─── MATERIAL SUPPLIED

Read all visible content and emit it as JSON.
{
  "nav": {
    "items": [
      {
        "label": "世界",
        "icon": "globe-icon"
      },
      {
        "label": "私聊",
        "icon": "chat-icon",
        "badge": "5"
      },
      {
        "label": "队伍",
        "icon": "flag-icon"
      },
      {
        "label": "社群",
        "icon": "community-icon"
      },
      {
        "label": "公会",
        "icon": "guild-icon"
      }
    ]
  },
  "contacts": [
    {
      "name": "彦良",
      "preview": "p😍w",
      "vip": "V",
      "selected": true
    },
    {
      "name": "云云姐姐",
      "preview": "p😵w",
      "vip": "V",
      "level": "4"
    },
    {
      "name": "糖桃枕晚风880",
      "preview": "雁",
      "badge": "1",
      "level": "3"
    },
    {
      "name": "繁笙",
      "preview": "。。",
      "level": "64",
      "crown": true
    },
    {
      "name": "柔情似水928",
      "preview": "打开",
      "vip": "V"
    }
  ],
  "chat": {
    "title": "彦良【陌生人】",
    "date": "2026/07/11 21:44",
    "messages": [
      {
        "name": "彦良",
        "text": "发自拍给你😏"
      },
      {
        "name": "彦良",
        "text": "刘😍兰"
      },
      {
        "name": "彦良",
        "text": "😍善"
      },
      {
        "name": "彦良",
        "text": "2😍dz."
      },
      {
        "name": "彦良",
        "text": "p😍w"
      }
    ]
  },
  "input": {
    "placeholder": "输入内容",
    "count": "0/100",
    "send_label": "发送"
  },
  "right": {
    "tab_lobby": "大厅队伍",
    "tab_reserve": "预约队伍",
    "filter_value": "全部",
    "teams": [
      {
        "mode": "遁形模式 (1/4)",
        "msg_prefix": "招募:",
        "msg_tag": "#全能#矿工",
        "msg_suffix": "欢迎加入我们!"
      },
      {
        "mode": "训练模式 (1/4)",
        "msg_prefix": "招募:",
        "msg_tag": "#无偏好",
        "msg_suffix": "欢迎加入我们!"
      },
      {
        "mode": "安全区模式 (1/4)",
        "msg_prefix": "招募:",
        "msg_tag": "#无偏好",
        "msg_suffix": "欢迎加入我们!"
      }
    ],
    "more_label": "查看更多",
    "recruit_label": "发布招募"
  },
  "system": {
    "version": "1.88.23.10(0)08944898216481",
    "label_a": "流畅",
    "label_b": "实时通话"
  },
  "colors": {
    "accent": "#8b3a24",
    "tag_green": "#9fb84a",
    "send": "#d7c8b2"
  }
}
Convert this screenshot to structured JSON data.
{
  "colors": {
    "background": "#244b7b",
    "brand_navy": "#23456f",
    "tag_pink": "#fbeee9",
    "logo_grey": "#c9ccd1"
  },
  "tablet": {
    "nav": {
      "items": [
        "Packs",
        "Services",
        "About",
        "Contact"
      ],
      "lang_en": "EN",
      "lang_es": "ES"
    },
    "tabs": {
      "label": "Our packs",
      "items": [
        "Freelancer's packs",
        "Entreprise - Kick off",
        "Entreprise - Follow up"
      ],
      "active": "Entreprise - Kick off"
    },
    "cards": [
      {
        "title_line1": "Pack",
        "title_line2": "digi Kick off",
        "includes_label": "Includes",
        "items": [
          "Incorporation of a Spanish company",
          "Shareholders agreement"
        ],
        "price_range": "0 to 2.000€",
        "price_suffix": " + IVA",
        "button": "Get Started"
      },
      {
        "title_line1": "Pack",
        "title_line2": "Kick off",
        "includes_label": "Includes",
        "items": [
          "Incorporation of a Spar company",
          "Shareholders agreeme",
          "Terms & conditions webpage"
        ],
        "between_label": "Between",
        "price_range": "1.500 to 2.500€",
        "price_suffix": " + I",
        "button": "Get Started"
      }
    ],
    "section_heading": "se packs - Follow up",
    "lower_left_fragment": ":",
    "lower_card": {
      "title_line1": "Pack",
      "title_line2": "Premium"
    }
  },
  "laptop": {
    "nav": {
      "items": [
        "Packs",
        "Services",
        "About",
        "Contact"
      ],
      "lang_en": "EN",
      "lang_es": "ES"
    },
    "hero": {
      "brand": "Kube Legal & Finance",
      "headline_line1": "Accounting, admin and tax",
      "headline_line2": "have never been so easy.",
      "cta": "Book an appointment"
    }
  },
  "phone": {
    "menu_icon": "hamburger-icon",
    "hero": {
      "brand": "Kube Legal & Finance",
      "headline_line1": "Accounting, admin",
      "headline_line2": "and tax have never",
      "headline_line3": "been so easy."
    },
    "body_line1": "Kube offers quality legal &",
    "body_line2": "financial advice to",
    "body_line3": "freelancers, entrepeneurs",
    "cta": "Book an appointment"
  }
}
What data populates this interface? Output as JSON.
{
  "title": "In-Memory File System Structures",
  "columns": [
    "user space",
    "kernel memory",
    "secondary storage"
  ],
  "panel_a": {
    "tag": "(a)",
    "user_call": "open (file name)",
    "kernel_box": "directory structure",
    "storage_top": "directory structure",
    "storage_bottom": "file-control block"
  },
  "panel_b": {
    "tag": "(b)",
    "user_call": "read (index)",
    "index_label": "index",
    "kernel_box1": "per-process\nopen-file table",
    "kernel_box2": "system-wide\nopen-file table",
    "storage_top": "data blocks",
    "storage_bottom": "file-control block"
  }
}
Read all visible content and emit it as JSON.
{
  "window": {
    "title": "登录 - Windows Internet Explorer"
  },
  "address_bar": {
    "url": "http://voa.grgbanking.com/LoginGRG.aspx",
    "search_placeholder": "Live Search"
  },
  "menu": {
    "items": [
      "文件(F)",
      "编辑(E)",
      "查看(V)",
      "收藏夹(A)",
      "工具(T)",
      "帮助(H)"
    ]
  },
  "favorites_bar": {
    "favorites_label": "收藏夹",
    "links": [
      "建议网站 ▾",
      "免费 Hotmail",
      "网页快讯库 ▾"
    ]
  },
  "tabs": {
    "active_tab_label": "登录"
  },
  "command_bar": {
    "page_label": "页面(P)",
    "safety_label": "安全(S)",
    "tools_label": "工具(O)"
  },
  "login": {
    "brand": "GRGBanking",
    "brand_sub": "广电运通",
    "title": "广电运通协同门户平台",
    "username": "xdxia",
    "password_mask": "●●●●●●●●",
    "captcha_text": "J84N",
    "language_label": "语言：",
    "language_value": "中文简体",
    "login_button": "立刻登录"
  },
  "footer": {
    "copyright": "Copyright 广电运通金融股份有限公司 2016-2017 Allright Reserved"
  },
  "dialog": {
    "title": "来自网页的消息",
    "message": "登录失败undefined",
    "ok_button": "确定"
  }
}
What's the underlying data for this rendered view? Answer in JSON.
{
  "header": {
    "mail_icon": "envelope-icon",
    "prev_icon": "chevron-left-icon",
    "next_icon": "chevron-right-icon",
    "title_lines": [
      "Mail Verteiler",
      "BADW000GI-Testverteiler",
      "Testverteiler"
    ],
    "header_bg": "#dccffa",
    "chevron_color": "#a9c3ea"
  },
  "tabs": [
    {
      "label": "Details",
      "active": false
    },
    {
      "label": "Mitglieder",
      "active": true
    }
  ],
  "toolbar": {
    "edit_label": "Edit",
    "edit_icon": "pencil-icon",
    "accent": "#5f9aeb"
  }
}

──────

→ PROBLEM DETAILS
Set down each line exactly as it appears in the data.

→ SOLUTION FOR THIS TASK
Read all visible content and emit it as JSON.
{
  "nav": {
    "items": [
      {
        "label": "世界",
        "icon": "globe-icon"
      },
      {
        "label": "私聊",
        "icon": "chat-icon",
        "badge": "5"
      },
      {
        "label": "队伍",
        "icon": "flag-icon"
      },
      {
        "label": "社群",
        "icon": "community-icon"
      },
      {
        "label": "公会",
        "icon": "guild-icon"
      }
    ]
  },
  "contacts": [
    {
      "name": "彦良",
      "preview": "p😍w",
      "vip": "V",
      "selected": true
    },
    {
      "name": "云云姐姐",
      "preview": "p😵w",
      "vip": "V",
      "level": "4"
    },
    {
      "name": "糖桃枕晚风880",
      "preview": "雁",
      "badge": "1",
      "level": "3"
    },
    {
      "name": "繁笙",
      "preview": "。。",
      "level": "64",
      "crown": true
    },
    {
      "name": "柔情似水928",
      "preview": "打开",
      "vip": "V"
    }
  ],
  "chat": {
    "title": "彦良【陌生人】",
    "date": "2026/07/11 21:44",
    "messages": [
      {
        "name": "彦良",
        "text": "发自拍给你😏"
      },
      {
        "name": "彦良",
        "text": "刘😍兰"
      },
      {
        "name": "彦良",
        "text": "😍善"
      },
      {
        "name": "彦良",
        "text": "2😍dz."
      },
      {
        "name": "彦良",
        "text": "p😍w"
      }
    ]
  },
  "input": {
    "placeholder": "输入内容",
    "count": "0/100",
    "send_label": "发送"
  },
  "right": {
    "tab_lobby": "大厅队伍",
    "tab_reserve": "预约队伍",
    "filter_value": "全部",
    "teams": [
      {
        "mode": "遁形模式 (1/4)",
        "msg_prefix": "招募:",
        "msg_tag": "#全能#矿工",
        "msg_suffix": "欢迎加入我们!"
      },
      {
        "mode": "训练模式 (1/4)",
        "msg_prefix": "招募:",
        "msg_tag": "#无偏好",
        "msg_suffix": "欢迎加入我们!"
      },
      {
        "mode": "安全区模式 (1/4)",
        "msg_prefix": "招募:",
        "msg_tag": "#无偏好",
        "msg_suffix": "欢迎加入我们!"
      }
    ],
    "more_label": "查看更多",
    "recruit_label": "发布招募"
  },
  "system": {
    "version": "1.88.23.10(0)08944898216481",
    "label_a": "流畅",
    "label_b": "实时通话"
  },
  "colors": {
    "accent": "#8b3a24",
    "tag_green": "#9fb84a",
    "send": "#d7c8b2"
  }
}
Convert this screenshot to structured JSON data.
{
  "colors": {
    "background": "#244b7b",
    "brand_navy": "#23456f",
    "tag_pink": "#fbeee9",
    "logo_grey": "#c9ccd1"
  },
  "tablet": {
    "nav": {
      "items": [
        "Packs",
        "Services",
        "About",
        "Contact"
      ],
      "lang_en": "EN",
      "lang_es": "ES"
    },
    "tabs": {
      "label": "Our packs",
      "items": [
        "Freelancer's packs",
        "Entreprise - Kick off",
        "Entreprise - Follow up"
      ],
      "active": "Entreprise - Kick off"
    },
    "cards": [
      {
        "title_line1": "Pack",
        "title_line2": "digi Kick off",
        "includes_label": "Includes",
        "items": [
          "Incorporation of a Spanish company",
          "Shareholders agreement"
        ],
        "price_range": "0 to 2.000€",
        "price_suffix": " + IVA",
        "button": "Get Started"
      },
      {
        "title_line1": "Pack",
        "title_line2": "Kick off",
        "includes_label": "Includes",
        "items": [
          "Incorporation of a Spar company",
          "Shareholders agreeme",
          "Terms & conditions webpage"
        ],
        "between_label": "Between",
        "price_range": "1.500 to 2.500€",
        "price_suffix": " + I",
        "button": "Get Started"
      }
    ],
    "section_heading": "se packs - Follow up",
    "lower_left_fragment": ":",
    "lower_card": {
      "title_line1": "Pack",
      "title_line2": "Premium"
    }
  },
  "laptop": {
    "nav": {
      "items": [
        "Packs",
        "Services",
        "About",
        "Contact"
      ],
      "lang_en": "EN",
      "lang_es": "ES"
    },
    "hero": {
      "brand": "Kube Legal & Finance",
      "headline_line1": "Accounting, admin and tax",
      "headline_line2": "have never been so easy.",
      "cta": "Book an appointment"
    }
  },
  "phone": {
    "menu_icon": "hamburger-icon",
    "hero": {
      "brand": "Kube Legal & Finance",
      "headline_line1": "Accounting, admin",
      "headline_line2": "and tax have never",
      "headline_line3": "been so easy."
    },
    "body_line1": "Kube offers quality legal &",
    "body_line2": "financial advice to",
    "body_line3": "freelancers, entrepeneurs",
    "cta": "Book an appointment"
  }
}
What data populates this interface? Output as JSON.
{
  "title": "In-Memory File System Structures",
  "columns": [
    "user space",
    "kernel memory",
    "secondary storage"
  ],
  "panel_a": {
    "tag": "(a)",
    "user_call": "open (file name)",
    "kernel_box": "directory structure",
    "storage_top": "directory structure",
    "storage_bottom": "file-control block"
  },
  "panel_b": {
    "tag": "(b)",
    "user_call": "read (index)",
    "index_label": "index",
    "kernel_box1": "per-process\nopen-file table",
    "kernel_box2": "system-wide\nopen-file table",
    "storage_top": "data blocks",
    "storage_bottom": "file-control block"
  }
}
Read all visible content and emit it as JSON.
{
  "window": {
    "title": "登录 - Windows Internet Explorer"
  },
  "address_bar": {
    "url": "http://voa.grgbanking.com/LoginGRG.aspx",
    "search_placeholder": "Live Search"
  },
  "menu": {
    "items": [
      "文件(F)",
      "编辑(E)",
      "查看(V)",
      "收藏夹(A)",
      "工具(T)",
      "帮助(H)"
    ]
  },
  "favorites_bar": {
    "favorites_label": "收藏夹",
    "links": [
      "建议网站 ▾",
      "免费 Hotmail",
      "网页快讯库 ▾"
    ]
  },
  "tabs": {
    "active_tab_label": "登录"
  },
  "command_bar": {
    "page_label": "页面(P)",
    "safety_label": "安全(S)",
    "tools_label": "工具(O)"
  },
  "login": {
    "brand": "GRGBanking",
    "brand_sub": "广电运通",
    "title": "广电运通协同门户平台",
    "username": "xdxia",
    "password_mask": "●●●●●●●●",
    "captcha_text": "J84N",
    "language_label": "语言：",
    "language_value": "中文简体",
    "login_button": "立刻登录"
  },
  "footer": {
    "copyright": "Copyright 广电运通金融股份有限公司 2016-2017 Allright Reserved"
  },
  "dialog": {
    "title": "来自网页的消息",
    "message": "登录失败undefined",
    "ok_button": "确定"
  }
}
What's the underlying data for this rendered view? Answer in JSON.
{
  "header": {
    "mail_icon": "envelope-icon",
    "prev_icon": "chevron-left-icon",
    "next_icon": "chevron-right-icon",
    "title_lines": [
      "Mail Verteiler",
      "BADW000GI-Testverteiler",
      "Testverteiler"
    ],
    "header_bg": "#dccffa",
    "chevron_color": "#a9c3ea"
  },
  "tabs": [
    {
      "label": "Details",
      "active": false
    },
    {
      "label": "Mitglieder",
      "active": true
    }
  ],
  "toolbar": {
    "edit_label": "Edit",
    "edit_icon": "pencil-icon",
    "accent": "#5f9aeb"
  }
}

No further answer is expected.